Modular Mill Maintenance: The Windmill Receives some TLC
Our volunteer millers recently noticed that the modular mill was sounding different and that the main drive shaft appeared to be sloping down on one side. Further inspections by Owslworth IJP millwrights revealed that one bearing had seriously deteriorated and was starting to break apart.
The phosphor bronze bearings act as a sleeve to support the drive shaft, that transfers the power to the cogs that turn the millstones, within the cast iron Hurst frame of the modular mill. We believe these are the original bearings so a lifespan of over 116 years is not bad!
The millwrights arranged for new bearings to be machined using the current bearings as sample models. When the new bearings were refitted we also needed to raise the millstones and clean them as they had not been used for regular milling while waiting for the repair of the bearings.

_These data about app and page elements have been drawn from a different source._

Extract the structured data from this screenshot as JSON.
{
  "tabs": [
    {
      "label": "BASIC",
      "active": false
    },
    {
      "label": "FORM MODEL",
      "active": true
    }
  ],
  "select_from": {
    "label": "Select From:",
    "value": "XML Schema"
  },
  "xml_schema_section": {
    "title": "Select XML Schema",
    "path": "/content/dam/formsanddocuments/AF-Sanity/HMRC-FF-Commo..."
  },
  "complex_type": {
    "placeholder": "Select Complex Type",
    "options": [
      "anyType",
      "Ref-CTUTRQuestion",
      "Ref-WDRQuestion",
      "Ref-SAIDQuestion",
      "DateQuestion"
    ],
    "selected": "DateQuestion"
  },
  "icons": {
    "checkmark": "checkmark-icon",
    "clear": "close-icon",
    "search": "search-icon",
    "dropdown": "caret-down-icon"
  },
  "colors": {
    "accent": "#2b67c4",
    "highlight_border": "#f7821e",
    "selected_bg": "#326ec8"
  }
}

The cast iron grain hopper and vat were removed from the top of the modular mill revealing the millstones inside. The top runner stone was raised by manually levering it up and wedging wooden stepped chocks between the stones to hold the top stone up in position with enough room to brush and clean the inside surfaces of the stones.
Our millstones in the modular mill are made from French burrstones, which were traditionally made using cemented small sections of quartz from the Marne Valley in northern France, that enable production of finer flour.

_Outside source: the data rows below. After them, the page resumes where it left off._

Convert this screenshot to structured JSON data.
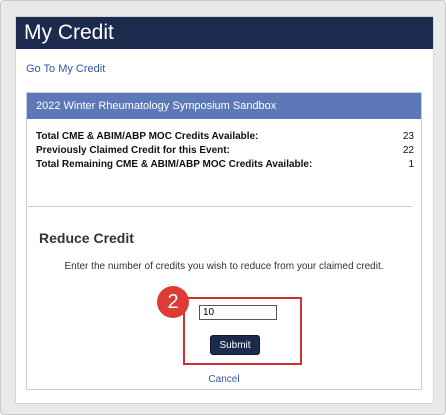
{
  "header": {
    "title": "My Credit"
  },
  "nav": {
    "goto_label": "Go To My Credit"
  },
  "event": {
    "name": "2022 Winter Rheumatology Symposium Sandbox"
  },
  "stats": [
    {
      "label": "Total CME & ABIM/ABP MOC Credits Available:",
      "value": "23"
    },
    {
      "label": "Previously Claimed Credit for this Event:",
      "value": "22"
    },
    {
      "label": "Total Remaining CME & ABIM/ABP MOC Credits Available:",
      "value": "1"
    }
  ],
  "reduce": {
    "title": "Reduce Credit",
    "instructions": "Enter the number of credits you wish to reduce from your claimed credit.",
    "input_value": "10",
    "step_number": "2",
    "submit_label": "Submit",
    "cancel_label": "Cancel"
  },
  "colors": {
    "title_bar": "#1c2a4d",
    "card_header": "#5d78b8",
    "highlight": "#d0302f",
    "link": "#2f59a7"
  }
}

Now that the mill is back in working order, the volunteer millers are eager to restart milling again and use our new flour bag designs.